        One special load is an Infantry Carrying Container (ICC), which converts the Armtruck into a cheap personnel carrier suitable for escorting convoys of other Armtrucks. This allows track mounted or Low-Mech infantry to be used to escort convoys.
        The ICC has armour, firing ports and seating for at least a squad. Hatches are provided at the rear and on the roof, and possibly the sides and the floor too.
        The ICC mounts at least one dorsal turret armed with heavy machine guns, light cannon or rocket packs. The ICC is also equipped with smoke dischargers and anti-ambush batteries.
        The basic ICC lends itself to several variants. A mortar can be fired through the roof, although for ambush situations a battery of rifle grenades or mortar bombs may be more useful than a conventional tube.
        The Gunbus is a ICC mounting more armament and less personnel. It is used to provide supporting fire for dismounted infantry. An ICC can also be used to mount anti-aircraft cannon, which can also be used for local defence.

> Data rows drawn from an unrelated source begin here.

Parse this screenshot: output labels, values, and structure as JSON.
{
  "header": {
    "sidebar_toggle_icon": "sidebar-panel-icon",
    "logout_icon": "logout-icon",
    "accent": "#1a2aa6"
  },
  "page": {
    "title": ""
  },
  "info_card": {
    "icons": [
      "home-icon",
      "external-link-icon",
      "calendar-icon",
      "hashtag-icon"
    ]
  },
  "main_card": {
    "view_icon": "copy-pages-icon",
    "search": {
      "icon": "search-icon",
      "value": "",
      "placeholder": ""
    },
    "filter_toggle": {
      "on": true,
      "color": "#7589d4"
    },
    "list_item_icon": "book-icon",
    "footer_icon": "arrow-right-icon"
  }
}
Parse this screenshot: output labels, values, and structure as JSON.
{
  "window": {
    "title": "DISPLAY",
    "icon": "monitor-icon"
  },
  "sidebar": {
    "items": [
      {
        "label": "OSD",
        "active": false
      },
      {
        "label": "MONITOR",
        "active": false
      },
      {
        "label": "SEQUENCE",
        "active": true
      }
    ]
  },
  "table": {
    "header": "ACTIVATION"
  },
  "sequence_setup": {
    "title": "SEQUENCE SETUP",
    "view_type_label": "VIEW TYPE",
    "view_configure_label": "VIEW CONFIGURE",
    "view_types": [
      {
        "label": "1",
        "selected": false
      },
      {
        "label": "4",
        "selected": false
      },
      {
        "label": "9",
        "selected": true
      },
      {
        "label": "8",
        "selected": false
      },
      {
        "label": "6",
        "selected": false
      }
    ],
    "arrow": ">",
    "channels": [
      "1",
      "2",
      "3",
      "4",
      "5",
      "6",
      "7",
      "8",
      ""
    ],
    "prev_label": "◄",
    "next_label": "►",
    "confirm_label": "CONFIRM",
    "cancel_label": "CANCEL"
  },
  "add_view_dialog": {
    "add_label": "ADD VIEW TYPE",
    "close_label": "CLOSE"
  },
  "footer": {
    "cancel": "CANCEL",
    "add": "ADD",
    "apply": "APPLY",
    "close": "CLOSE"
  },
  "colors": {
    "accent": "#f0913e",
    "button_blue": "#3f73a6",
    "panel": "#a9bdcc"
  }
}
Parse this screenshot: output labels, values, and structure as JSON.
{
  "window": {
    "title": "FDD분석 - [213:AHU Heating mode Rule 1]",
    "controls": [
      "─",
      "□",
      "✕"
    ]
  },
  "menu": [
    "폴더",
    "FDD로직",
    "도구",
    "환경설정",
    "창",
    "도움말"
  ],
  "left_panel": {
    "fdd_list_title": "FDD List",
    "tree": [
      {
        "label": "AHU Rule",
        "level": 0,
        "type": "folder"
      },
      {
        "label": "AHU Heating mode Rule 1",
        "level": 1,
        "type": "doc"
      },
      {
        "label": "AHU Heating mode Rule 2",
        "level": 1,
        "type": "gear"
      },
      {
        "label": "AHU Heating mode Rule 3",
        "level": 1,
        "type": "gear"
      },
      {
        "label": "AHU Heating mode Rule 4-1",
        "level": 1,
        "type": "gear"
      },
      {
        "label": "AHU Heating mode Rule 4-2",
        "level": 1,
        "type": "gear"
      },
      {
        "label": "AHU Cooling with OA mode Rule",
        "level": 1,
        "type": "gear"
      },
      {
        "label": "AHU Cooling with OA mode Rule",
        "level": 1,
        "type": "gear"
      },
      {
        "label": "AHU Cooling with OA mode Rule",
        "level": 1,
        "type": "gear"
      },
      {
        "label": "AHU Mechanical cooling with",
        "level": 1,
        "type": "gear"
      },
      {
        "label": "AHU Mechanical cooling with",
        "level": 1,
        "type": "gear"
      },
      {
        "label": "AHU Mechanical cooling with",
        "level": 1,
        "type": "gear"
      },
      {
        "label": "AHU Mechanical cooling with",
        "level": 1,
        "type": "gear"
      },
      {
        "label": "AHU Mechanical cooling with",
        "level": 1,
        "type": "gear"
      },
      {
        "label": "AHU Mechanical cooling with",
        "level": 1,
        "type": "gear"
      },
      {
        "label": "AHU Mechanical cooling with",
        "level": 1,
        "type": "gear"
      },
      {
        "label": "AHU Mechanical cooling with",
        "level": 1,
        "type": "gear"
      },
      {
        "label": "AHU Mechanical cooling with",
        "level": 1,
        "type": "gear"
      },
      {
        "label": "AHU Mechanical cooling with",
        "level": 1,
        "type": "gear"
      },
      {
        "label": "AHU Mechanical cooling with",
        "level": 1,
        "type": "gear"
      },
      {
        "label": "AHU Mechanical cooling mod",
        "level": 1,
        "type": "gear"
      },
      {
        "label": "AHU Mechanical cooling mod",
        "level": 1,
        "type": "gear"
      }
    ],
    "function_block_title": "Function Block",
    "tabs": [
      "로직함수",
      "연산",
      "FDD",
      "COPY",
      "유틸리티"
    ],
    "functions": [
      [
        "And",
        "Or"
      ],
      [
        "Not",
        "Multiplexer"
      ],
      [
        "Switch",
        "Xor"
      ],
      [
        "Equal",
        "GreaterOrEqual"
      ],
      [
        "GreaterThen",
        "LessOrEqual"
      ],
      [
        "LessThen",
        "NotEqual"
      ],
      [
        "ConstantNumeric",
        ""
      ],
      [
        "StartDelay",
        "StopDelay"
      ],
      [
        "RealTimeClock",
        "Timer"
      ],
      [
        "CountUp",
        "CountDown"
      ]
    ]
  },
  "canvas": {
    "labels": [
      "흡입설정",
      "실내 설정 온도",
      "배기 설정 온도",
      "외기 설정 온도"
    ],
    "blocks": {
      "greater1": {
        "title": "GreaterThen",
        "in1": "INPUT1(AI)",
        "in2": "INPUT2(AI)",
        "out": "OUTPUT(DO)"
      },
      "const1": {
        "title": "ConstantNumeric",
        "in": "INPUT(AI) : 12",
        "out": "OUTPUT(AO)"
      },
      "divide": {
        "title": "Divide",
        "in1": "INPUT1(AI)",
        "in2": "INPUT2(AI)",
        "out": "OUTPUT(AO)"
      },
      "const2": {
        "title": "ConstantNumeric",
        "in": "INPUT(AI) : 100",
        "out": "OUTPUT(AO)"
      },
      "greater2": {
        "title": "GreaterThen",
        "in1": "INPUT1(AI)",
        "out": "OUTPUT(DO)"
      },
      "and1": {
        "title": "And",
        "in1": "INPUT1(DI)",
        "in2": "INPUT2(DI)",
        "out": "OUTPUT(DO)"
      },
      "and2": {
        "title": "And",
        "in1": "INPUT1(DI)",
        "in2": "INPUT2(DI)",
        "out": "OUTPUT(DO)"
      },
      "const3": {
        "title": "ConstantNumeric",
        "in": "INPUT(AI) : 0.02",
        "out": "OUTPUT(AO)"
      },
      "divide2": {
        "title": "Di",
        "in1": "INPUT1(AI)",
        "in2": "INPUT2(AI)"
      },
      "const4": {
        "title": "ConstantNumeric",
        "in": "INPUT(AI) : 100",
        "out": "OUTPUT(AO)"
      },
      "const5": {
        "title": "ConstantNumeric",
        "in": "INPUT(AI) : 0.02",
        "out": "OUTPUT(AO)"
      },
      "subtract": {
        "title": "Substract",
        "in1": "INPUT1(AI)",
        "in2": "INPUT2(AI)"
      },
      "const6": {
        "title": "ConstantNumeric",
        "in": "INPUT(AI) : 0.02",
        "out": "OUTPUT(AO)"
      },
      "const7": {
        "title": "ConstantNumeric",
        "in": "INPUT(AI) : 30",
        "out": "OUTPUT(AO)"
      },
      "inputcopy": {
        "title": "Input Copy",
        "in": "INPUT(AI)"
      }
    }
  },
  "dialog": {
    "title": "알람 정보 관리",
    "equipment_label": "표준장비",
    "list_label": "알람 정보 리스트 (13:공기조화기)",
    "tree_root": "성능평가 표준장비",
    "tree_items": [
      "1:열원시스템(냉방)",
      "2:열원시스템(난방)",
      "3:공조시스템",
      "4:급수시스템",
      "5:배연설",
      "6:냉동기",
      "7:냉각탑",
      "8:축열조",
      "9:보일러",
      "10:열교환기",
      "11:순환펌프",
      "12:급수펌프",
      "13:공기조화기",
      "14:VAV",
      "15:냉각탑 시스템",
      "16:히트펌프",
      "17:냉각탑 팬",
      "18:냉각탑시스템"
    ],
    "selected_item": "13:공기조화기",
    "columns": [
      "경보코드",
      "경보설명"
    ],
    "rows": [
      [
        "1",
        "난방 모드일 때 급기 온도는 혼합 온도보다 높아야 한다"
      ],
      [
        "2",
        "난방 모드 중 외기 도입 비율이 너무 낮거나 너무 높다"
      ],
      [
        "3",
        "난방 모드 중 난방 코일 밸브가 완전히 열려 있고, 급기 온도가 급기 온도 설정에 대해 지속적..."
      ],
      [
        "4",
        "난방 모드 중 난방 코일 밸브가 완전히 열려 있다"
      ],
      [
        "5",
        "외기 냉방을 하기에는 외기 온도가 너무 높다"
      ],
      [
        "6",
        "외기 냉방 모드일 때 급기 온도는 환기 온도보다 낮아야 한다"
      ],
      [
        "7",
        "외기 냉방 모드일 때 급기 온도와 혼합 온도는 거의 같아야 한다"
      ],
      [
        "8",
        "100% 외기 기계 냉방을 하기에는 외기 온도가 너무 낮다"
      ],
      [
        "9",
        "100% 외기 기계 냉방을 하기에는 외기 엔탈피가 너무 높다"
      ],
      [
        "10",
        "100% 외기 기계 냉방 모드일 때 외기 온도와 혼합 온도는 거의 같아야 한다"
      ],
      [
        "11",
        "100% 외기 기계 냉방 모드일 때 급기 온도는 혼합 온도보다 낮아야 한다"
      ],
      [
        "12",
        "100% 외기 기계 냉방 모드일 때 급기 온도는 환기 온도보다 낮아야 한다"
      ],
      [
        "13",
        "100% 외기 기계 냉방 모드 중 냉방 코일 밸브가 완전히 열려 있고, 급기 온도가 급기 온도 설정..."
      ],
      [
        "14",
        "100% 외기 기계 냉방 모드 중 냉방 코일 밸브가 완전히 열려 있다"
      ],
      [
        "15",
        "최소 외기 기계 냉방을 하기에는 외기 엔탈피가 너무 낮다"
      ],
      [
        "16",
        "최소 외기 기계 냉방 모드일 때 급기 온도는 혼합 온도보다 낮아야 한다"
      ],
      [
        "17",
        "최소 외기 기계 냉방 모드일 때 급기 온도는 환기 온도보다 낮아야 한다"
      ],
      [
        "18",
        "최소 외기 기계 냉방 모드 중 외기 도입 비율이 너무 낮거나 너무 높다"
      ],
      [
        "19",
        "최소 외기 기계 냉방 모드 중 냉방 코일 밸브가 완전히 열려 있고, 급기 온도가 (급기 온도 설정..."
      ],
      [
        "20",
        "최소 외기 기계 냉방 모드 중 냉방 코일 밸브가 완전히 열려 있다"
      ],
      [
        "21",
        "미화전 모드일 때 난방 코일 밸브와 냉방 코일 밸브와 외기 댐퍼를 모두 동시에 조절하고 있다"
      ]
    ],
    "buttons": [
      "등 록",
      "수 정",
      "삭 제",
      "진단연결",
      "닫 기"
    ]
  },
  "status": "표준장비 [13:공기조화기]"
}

         Armtrucks carrying ICCs may be disguised as Armtrucks carrying normal loads.
        An ICC on its own can be used as a sort of "Armoured Pre-fab" as the basis of a static position. In this role the ICC may be heli-lifted into position.
        Armtrucks can also be used to mount MBRL systems, 155mm Mortars or 105mm Light Guns.

                                            Phil West    phil.west@angelfire.com